TASK TO COMPLETE: Here is a set of records. Copy them all exactly.
##### EXCERPTED RECORDS
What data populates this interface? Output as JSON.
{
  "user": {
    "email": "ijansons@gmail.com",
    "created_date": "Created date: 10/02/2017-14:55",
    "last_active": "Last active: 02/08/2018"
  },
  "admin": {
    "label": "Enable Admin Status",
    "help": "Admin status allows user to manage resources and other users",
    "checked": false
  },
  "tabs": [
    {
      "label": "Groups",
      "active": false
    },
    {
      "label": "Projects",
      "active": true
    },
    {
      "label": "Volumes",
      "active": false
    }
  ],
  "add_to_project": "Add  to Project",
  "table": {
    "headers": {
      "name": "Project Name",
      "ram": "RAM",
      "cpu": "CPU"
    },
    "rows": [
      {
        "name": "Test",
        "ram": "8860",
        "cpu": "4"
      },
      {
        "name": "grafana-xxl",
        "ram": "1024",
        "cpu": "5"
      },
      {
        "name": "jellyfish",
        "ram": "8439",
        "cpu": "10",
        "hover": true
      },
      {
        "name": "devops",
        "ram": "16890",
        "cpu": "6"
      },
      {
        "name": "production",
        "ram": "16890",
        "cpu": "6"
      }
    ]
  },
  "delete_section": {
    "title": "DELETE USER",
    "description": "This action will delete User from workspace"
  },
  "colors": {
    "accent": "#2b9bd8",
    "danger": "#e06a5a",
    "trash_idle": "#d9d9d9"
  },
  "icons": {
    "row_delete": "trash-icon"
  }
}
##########
ANSWER AREA:
What data populates this interface? Output as JSON.
{
  "user": {
    "email": "ijansons@gmail.com",
    "created_date": "Created date: 10/02/2017-14:55",
    "last_active": "Last active: 02/08/2018"
  },
  "admin": {
    "label": "Enable Admin Status",
    "help": "Admin status allows user to manage resources and other users",
    "checked": false
  },
  "tabs": [
    {
      "label": "Groups",
      "active": false
    },
    {
      "label": "Projects",
      "active": true
    },
    {
      "label": "Volumes",
      "active": false
    }
  ],
  "add_to_project": "Add  to Project",
  "table": {
    "headers": {
      "name": "Project Name",
      "ram": "RAM",
      "cpu": "CPU"
    },
    "rows": [
      {
        "name": "Test",
        "ram": "8860",
        "cpu": "4"
      },
      {
        "name": "grafana-xxl",
        "ram": "1024",
        "cpu": "5"
      },
      {
        "name": "jellyfish",
        "ram": "8439",
        "cpu": "10",
        "hover": true
      },
      {
        "name": "devops",
        "ram": "16890",
        "cpu": "6"
      },
      {
        "name": "production",
        "ram": "16890",
        "cpu": "6"
      }
    ]
  },
  "delete_section": {
    "title": "DELETE USER",
    "description": "This action will delete User from workspace"
  },
  "colors": {
    "accent": "#2b9bd8",
    "danger": "#e06a5a",
    "trash_idle": "#d9d9d9"
  },
  "icons": {
    "row_delete": "trash-icon"
  }
}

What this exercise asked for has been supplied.